§ Data to use:
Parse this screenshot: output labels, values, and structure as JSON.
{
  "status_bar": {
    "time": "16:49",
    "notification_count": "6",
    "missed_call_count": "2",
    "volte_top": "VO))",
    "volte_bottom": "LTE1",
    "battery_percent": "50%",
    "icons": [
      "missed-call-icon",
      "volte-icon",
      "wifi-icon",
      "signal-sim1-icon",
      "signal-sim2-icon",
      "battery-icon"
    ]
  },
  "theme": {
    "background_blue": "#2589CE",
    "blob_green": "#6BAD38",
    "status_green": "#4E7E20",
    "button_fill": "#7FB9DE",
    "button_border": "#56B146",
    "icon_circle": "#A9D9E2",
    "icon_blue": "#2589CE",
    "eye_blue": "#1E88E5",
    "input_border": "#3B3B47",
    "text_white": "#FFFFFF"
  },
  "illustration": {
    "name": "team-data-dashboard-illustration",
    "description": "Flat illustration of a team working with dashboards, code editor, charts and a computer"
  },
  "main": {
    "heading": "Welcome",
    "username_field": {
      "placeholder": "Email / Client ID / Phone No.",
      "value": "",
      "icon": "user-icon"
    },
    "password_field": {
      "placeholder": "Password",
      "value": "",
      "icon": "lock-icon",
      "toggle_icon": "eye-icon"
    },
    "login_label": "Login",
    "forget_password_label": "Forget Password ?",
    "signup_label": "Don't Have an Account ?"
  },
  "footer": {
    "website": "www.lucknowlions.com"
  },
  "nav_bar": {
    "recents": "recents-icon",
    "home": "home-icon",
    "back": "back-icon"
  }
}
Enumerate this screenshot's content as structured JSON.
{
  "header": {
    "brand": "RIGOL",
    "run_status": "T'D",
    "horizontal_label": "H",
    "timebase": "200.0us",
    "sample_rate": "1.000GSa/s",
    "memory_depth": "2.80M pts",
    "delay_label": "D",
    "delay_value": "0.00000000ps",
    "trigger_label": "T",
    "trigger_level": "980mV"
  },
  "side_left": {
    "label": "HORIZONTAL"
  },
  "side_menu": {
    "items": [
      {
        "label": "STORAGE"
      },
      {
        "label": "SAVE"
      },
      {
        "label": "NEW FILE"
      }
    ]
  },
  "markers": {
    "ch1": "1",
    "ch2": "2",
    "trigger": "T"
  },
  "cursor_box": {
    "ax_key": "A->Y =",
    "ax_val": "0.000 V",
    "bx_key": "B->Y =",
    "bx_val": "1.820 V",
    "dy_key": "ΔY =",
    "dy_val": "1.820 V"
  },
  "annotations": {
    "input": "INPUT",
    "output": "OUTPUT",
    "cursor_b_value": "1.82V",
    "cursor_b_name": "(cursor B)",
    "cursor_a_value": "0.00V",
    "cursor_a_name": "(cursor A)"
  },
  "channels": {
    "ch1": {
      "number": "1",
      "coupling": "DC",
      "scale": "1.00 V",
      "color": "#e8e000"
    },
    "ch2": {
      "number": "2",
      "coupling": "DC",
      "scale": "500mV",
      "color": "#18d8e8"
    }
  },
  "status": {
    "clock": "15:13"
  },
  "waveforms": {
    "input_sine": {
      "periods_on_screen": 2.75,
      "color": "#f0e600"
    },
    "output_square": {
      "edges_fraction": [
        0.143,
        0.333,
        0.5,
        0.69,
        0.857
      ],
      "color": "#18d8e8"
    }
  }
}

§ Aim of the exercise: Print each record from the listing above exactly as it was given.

§ Reply:
Parse this screenshot: output labels, values, and structure as JSON.
{
  "status_bar": {
    "time": "16:49",
    "notification_count": "6",
    "missed_call_count": "2",
    "volte_top": "VO))",
    "volte_bottom": "LTE1",
    "battery_percent": "50%",
    "icons": [
      "missed-call-icon",
      "volte-icon",
      "wifi-icon",
      "signal-sim1-icon",
      "signal-sim2-icon",
      "battery-icon"
    ]
  },
  "theme": {
    "background_blue": "#2589CE",
    "blob_green": "#6BAD38",
    "status_green": "#4E7E20",
    "button_fill": "#7FB9DE",
    "button_border": "#56B146",
    "icon_circle": "#A9D9E2",
    "icon_blue": "#2589CE",
    "eye_blue": "#1E88E5",
    "input_border": "#3B3B47",
    "text_white": "#FFFFFF"
  },
  "illustration": {
    "name": "team-data-dashboard-illustration",
    "description": "Flat illustration of a team working with dashboards, code editor, charts and a computer"
  },
  "main": {
    "heading": "Welcome",
    "username_field": {
      "placeholder": "Email / Client ID / Phone No.",
      "value": "",
      "icon": "user-icon"
    },
    "password_field": {
      "placeholder": "Password",
      "value": "",
      "icon": "lock-icon",
      "toggle_icon": "eye-icon"
    },
    "login_label": "Login",
    "forget_password_label": "Forget Password ?",
    "signup_label": "Don't Have an Account ?"
  },
  "footer": {
    "website": "www.lucknowlions.com"
  },
  "nav_bar": {
    "recents": "recents-icon",
    "home": "home-icon",
    "back": "back-icon"
  }
}
Enumerate this screenshot's content as structured JSON.
{
  "header": {
    "brand": "RIGOL",
    "run_status": "T'D",
    "horizontal_label": "H",
    "timebase": "200.0us",
    "sample_rate": "1.000GSa/s",
    "memory_depth": "2.80M pts",
    "delay_label": "D",
    "delay_value": "0.00000000ps",
    "trigger_label": "T",
    "trigger_level": "980mV"
  },
  "side_left": {
    "label": "HORIZONTAL"
  },
  "side_menu": {
    "items": [
      {
        "label": "STORAGE"
      },
      {
        "label": "SAVE"
      },
      {
        "label": "NEW FILE"
      }
    ]
  },
  "markers": {
    "ch1": "1",
    "ch2": "2",
    "trigger": "T"
  },
  "cursor_box": {
    "ax_key": "A->Y =",
    "ax_val": "0.000 V",
    "bx_key": "B->Y =",
    "bx_val": "1.820 V",
    "dy_key": "ΔY =",
    "dy_val": "1.820 V"
  },
  "annotations": {
    "input": "INPUT",
    "output": "OUTPUT",
    "cursor_b_value": "1.82V",
    "cursor_b_name": "(cursor B)",
    "cursor_a_value": "0.00V",
    "cursor_a_name": "(cursor A)"
  },
  "channels": {
    "ch1": {
      "number": "1",
      "coupling": "DC",
      "scale": "1.00 V",
      "color": "#e8e000"
    },
    "ch2": {
      "number": "2",
      "coupling": "DC",
      "scale": "500mV",
      "color": "#18d8e8"
    }
  },
  "status": {
    "clock": "15:13"
  },
  "waveforms": {
    "input_sine": {
      "periods_on_screen": 2.75,
      "color": "#f0e600"
    },
    "output_square": {
      "edges_fraction": [
        0.143,
        0.333,
        0.5,
        0.69,
        0.857
      ],
      "color": "#18d8e8"
    }
  }
}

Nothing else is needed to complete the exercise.